Assembly Bill 141 creates a standalone cannabis regulatory body, which was proposed in Newsom’s 2021-2022 state budget. The change is intended to “improve access to licensure, simplify regulatory oversight and support California businesses,” according to a press release announcing Newsom’s signing of the bill.
“California has led the nation in progressive cannabis policies, beginning 25 years ago as the first state in the nation to legalize medicinal use of cannabis,” Newsom said in a public statement. “We’ve taken another significant step forward to fulfill the opportunities of legalization and better serve all Californians. We will continue building upon our efforts to foster a diverse and inclusive industry, protect consumer and public safety, safeguard our environment and advance economic opportunity for small businesses.”
Newsom has appointed Nicole Elliot as director of the DCC, which is a consolidation of three cannabis regulatory programs within the Department of Consumer Affairs’ Bureau of Cannabis Control, the Department of Food and Agriculture’s CalCannabis Cultivation Licensing Division, and the Department of Public Health’s Manufactured Cannabis Safety Branch.
“The state’s consolidation effort delivers on the commitment made by the Newsom Administration to listen to and work with California’s legal cannabis industry to streamline participation in the legal market by offering a central point of contact for licensed operators,” said Lourdes Castro Ramirez, agency secretary of the BCSH Agency, which houses the DCC. “One of the key missions of our agency is to build strong, equitable, and vibrant communities. This action takes bold steps in that direction.”

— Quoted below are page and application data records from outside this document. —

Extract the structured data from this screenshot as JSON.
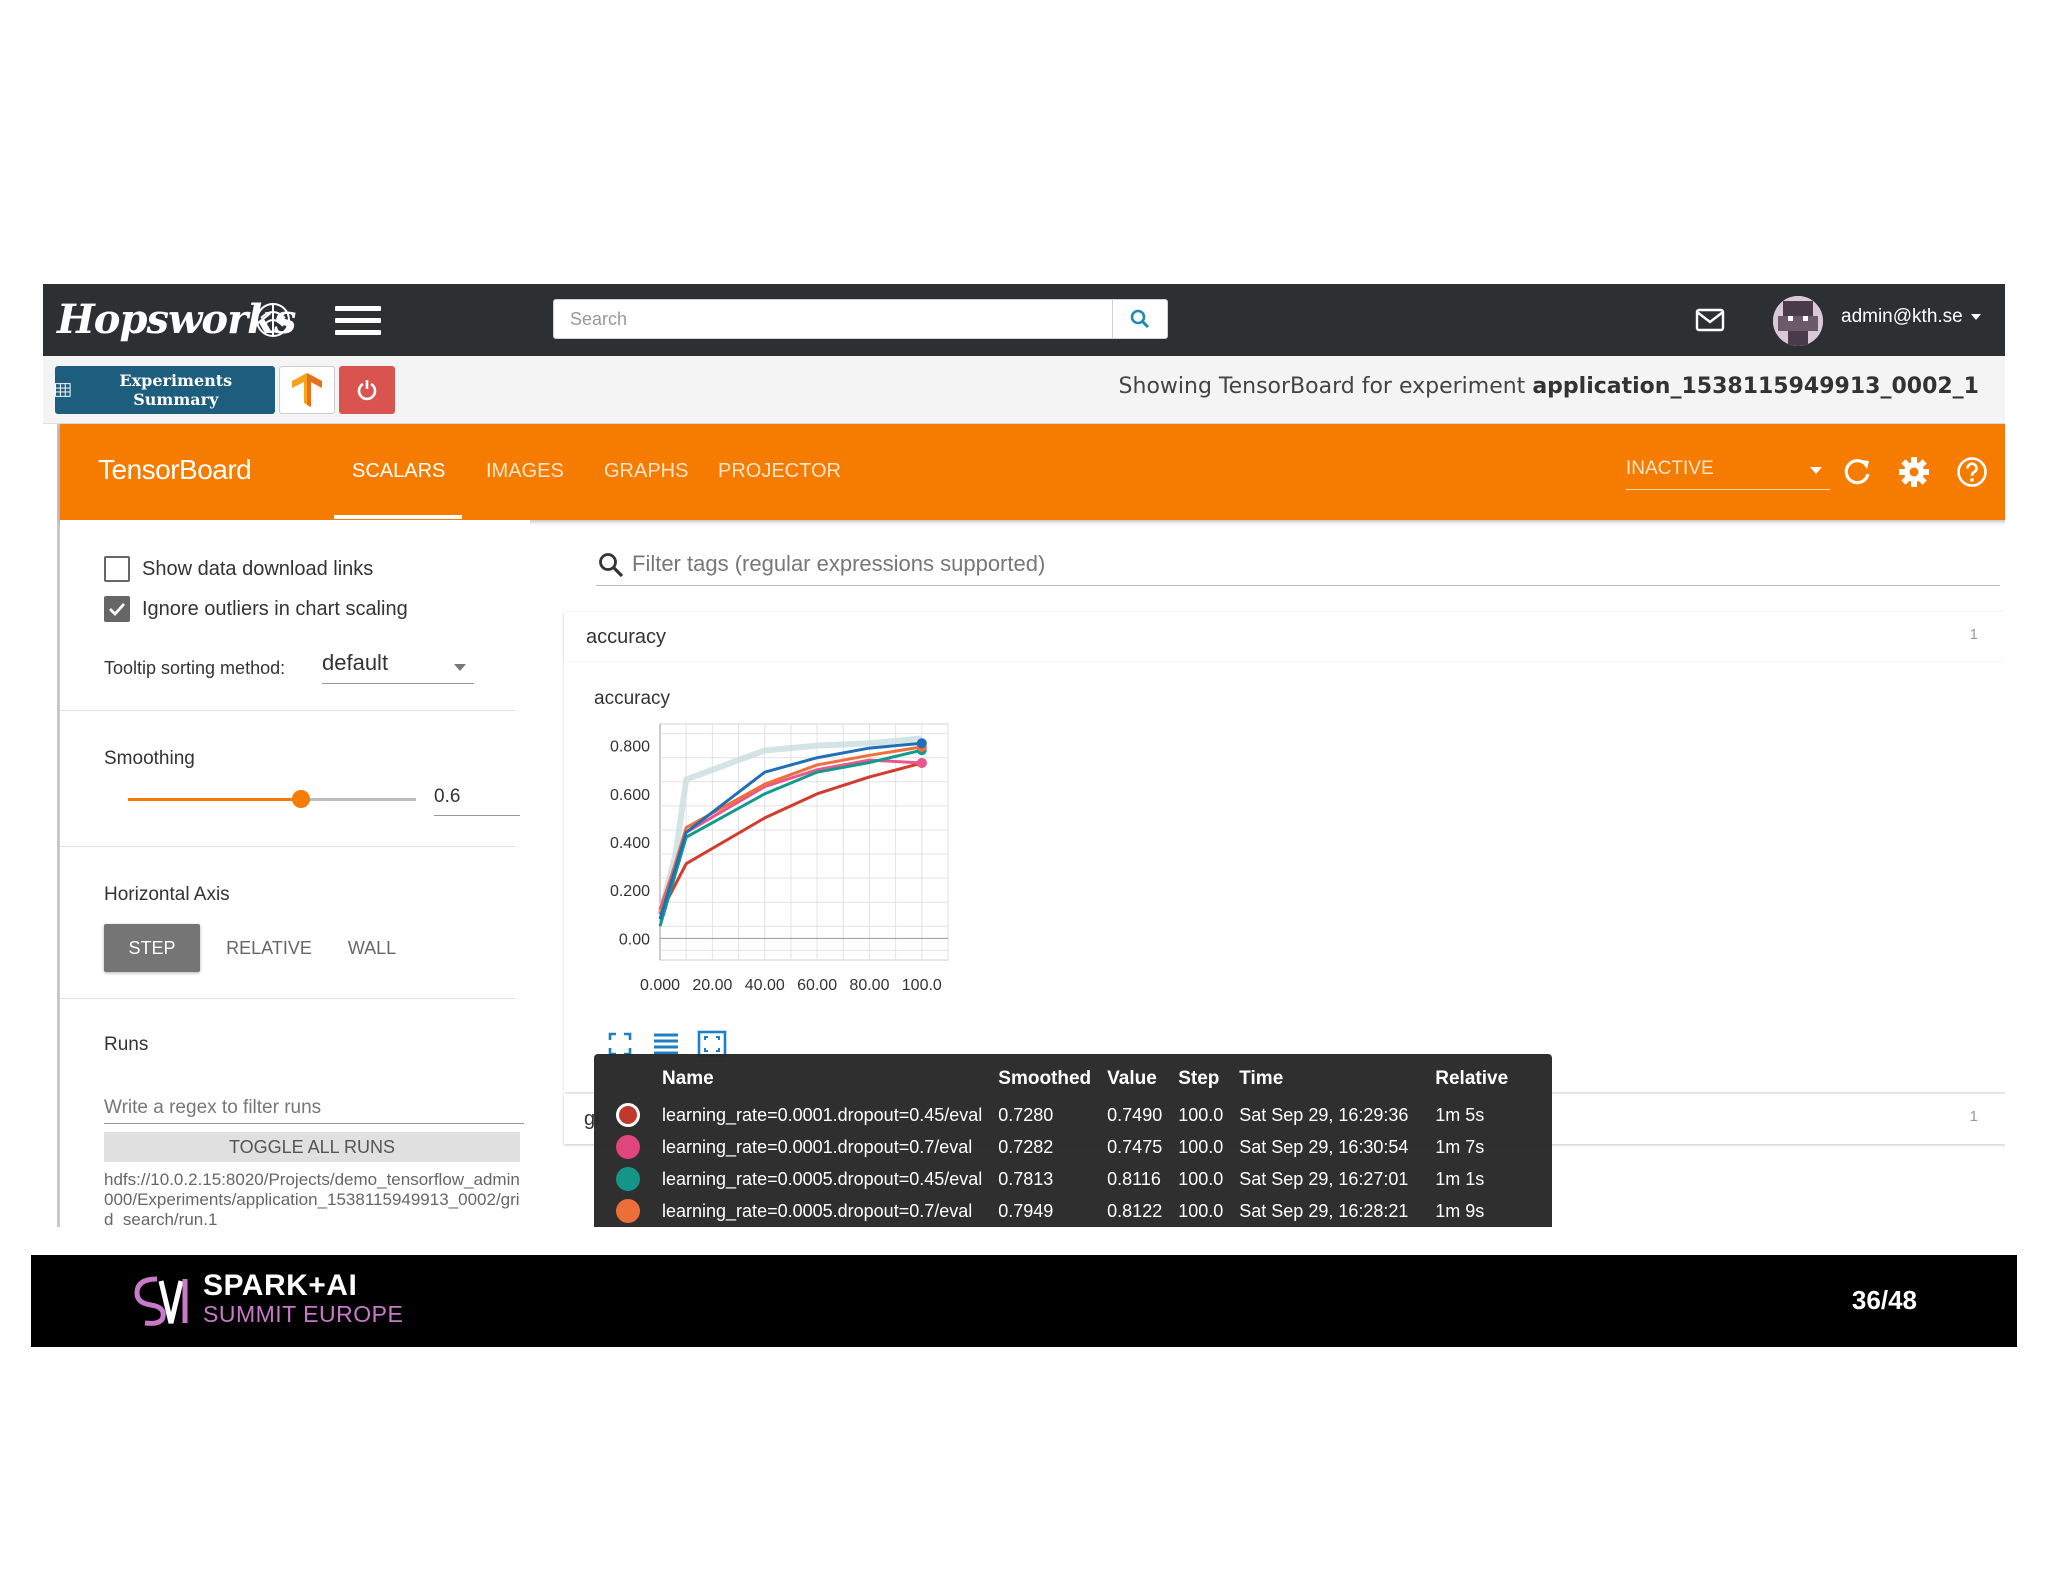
{
  "navbar": {
    "logo": "Hopsworks",
    "search_placeholder": "Search",
    "user": "admin@kth.se",
    "icons": [
      "hops-logo-icon",
      "hamburger-menu-icon",
      "search-icon",
      "mail-icon",
      "chevron-down-icon"
    ]
  },
  "toolbar": {
    "experiments_summary_label": "Experiments Summary",
    "caption_prefix": "Showing TensorBoard for experiment ",
    "experiment_id": "application_1538115949913_0002_1",
    "icons": [
      "grid-icon",
      "tensorflow-icon",
      "power-icon"
    ],
    "colors": {
      "summary_button": "#1d5d7e",
      "power_button": "#d9534f"
    }
  },
  "tensorboard": {
    "title": "TensorBoard",
    "tabs": [
      "SCALARS",
      "IMAGES",
      "GRAPHS",
      "PROJECTOR"
    ],
    "active_tab": "SCALARS",
    "status_select": "INACTIVE",
    "icons": [
      "refresh-icon",
      "gear-icon",
      "help-icon"
    ],
    "colors": {
      "header": "#f57c00"
    }
  },
  "sidebar": {
    "show_download_links": {
      "label": "Show data download links",
      "checked": false
    },
    "ignore_outliers": {
      "label": "Ignore outliers in chart scaling",
      "checked": true
    },
    "tooltip_sorting_label": "Tooltip sorting method:",
    "tooltip_sorting_value": "default",
    "smoothing_label": "Smoothing",
    "smoothing_value": "0.6",
    "smoothing_fraction": 0.6,
    "horizontal_axis_label": "Horizontal Axis",
    "axis_options": [
      "STEP",
      "RELATIVE",
      "WALL"
    ],
    "axis_selected": "STEP",
    "runs_label": "Runs",
    "runs_filter_placeholder": "Write a regex to filter runs",
    "toggle_all_label": "TOGGLE ALL RUNS",
    "run_path": "hdfs://10.0.2.15:8020/Projects/demo_tensorflow_admin000/Experiments/application_1538115949913_0002/grid_search/run.1"
  },
  "main": {
    "tag_filter_placeholder": "Filter tags (regular expressions supported)",
    "category_name": "accuracy",
    "category_count": "1",
    "second_category_count": "1",
    "second_category_name_partial": "gl",
    "chart_tools": [
      "fit-domain-icon",
      "data-list-icon",
      "zoom-select-icon"
    ]
  },
  "chart_data": {
    "type": "line",
    "title": "accuracy",
    "xlabel": "",
    "ylabel": "",
    "xlim": [
      0,
      110
    ],
    "ylim": [
      -0.09,
      0.89
    ],
    "x_ticks": [
      "0.000",
      "20.00",
      "40.00",
      "60.00",
      "80.00",
      "100.0"
    ],
    "y_ticks": [
      "0.00",
      "0.200",
      "0.400",
      "0.600",
      "0.800"
    ],
    "grid": true,
    "series": [
      {
        "name": "learning_rate=0.0001.dropout=0.45/eval",
        "color": "#d33b2e",
        "x": [
          0,
          10,
          40,
          60,
          80,
          100
        ],
        "y": [
          0.1,
          0.31,
          0.5,
          0.6,
          0.67,
          0.728
        ]
      },
      {
        "name": "learning_rate=0.0001.dropout=0.7/eval",
        "color": "#e8588c",
        "x": [
          0,
          10,
          40,
          60,
          80,
          100
        ],
        "y": [
          0.12,
          0.44,
          0.63,
          0.7,
          0.74,
          0.7282
        ]
      },
      {
        "name": "learning_rate=0.0005.dropout=0.45/eval",
        "color": "#14998a",
        "x": [
          0,
          10,
          40,
          60,
          80,
          100
        ],
        "y": [
          0.05,
          0.42,
          0.6,
          0.69,
          0.73,
          0.7813
        ]
      },
      {
        "name": "learning_rate=0.0005.dropout=0.7/eval",
        "color": "#f06e3c",
        "x": [
          0,
          10,
          40,
          60,
          80,
          100
        ],
        "y": [
          0.1,
          0.46,
          0.64,
          0.72,
          0.76,
          0.7949
        ]
      },
      {
        "name": "",
        "color": "#1f6fb8",
        "x": [
          0,
          10,
          40,
          60,
          80,
          100
        ],
        "y": [
          0.08,
          0.44,
          0.69,
          0.75,
          0.79,
          0.81
        ]
      }
    ]
  },
  "tooltip": {
    "headers": [
      "Name",
      "Smoothed",
      "Value",
      "Step",
      "Time",
      "Relative"
    ],
    "rows": [
      {
        "color": "#c0392b",
        "ring": true,
        "name": "learning_rate=0.0001.dropout=0.45/eval",
        "smoothed": "0.7280",
        "value": "0.7490",
        "step": "100.0",
        "time": "Sat Sep 29, 16:29:36",
        "relative": "1m 5s"
      },
      {
        "color": "#e0457b",
        "ring": false,
        "name": "learning_rate=0.0001.dropout=0.7/eval",
        "smoothed": "0.7282",
        "value": "0.7475",
        "step": "100.0",
        "time": "Sat Sep 29, 16:30:54",
        "relative": "1m 7s"
      },
      {
        "color": "#159588",
        "ring": false,
        "name": "learning_rate=0.0005.dropout=0.45/eval",
        "smoothed": "0.7813",
        "value": "0.8116",
        "step": "100.0",
        "time": "Sat Sep 29, 16:27:01",
        "relative": "1m 1s"
      },
      {
        "color": "#ee6e3a",
        "ring": false,
        "name": "learning_rate=0.0005.dropout=0.7/eval",
        "smoothed": "0.7949",
        "value": "0.8122",
        "step": "100.0",
        "time": "Sat Sep 29, 16:28:21",
        "relative": "1m 9s"
      }
    ]
  },
  "footer": {
    "brand_line1": "SPARK+AI",
    "brand_line2": "SUMMIT EUROPE",
    "page_number": "36/48",
    "colors": {
      "accent": "#c87ac8"
    }
  }
}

The California Cannabis Portal has been relaunched as the DCC website and will continue to be a centralized resource for cannabis information, and the prior websites for the previous three regulatory agencies will be accessible while the online content continues to transition to the new webpage.]]>